## Exercise
In the listing below, which lines contain the string "Computer"? Copy them all.

═══ Provided records

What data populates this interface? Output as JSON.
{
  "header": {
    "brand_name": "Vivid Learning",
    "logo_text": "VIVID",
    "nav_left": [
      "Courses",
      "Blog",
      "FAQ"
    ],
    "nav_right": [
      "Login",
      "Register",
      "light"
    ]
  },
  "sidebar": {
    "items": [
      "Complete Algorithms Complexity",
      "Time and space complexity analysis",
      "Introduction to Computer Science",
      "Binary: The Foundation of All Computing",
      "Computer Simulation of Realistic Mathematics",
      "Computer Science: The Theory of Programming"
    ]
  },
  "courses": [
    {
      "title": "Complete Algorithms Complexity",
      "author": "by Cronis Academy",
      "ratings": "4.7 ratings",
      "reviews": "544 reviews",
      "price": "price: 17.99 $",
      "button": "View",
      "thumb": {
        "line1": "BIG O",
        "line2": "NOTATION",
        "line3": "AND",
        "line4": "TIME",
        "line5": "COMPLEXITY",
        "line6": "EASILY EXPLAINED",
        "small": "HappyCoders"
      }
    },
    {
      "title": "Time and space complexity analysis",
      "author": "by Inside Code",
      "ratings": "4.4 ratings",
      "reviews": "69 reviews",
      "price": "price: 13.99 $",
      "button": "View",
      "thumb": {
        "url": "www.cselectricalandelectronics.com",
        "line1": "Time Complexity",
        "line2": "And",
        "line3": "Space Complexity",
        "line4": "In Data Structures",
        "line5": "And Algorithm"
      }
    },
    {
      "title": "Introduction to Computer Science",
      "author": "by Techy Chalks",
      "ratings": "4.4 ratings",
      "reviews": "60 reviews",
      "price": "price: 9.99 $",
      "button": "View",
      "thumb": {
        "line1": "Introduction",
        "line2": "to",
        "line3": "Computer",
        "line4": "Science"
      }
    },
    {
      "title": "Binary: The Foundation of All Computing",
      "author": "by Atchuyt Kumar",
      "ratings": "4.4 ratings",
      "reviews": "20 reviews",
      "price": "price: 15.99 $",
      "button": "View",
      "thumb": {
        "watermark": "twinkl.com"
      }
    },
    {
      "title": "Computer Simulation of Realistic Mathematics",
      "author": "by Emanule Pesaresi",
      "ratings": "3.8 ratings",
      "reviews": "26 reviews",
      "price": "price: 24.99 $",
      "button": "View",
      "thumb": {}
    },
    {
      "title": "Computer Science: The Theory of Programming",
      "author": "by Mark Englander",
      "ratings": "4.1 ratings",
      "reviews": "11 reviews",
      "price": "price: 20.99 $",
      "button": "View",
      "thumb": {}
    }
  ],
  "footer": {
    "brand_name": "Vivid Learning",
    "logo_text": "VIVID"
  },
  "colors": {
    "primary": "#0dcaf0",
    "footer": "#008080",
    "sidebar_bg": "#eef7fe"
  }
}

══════

## Answer space
      "Introduction to Computer Science",
      "Computer Simulation of Realistic Mathematics",
      "Computer Science: The Theory of Programming"
      "title": "Introduction to Computer Science",
        "line3": "Computer",
      "title": "Computer Simulation of Realistic Mathematics",
      "title": "Computer Science: The Theory of Programming",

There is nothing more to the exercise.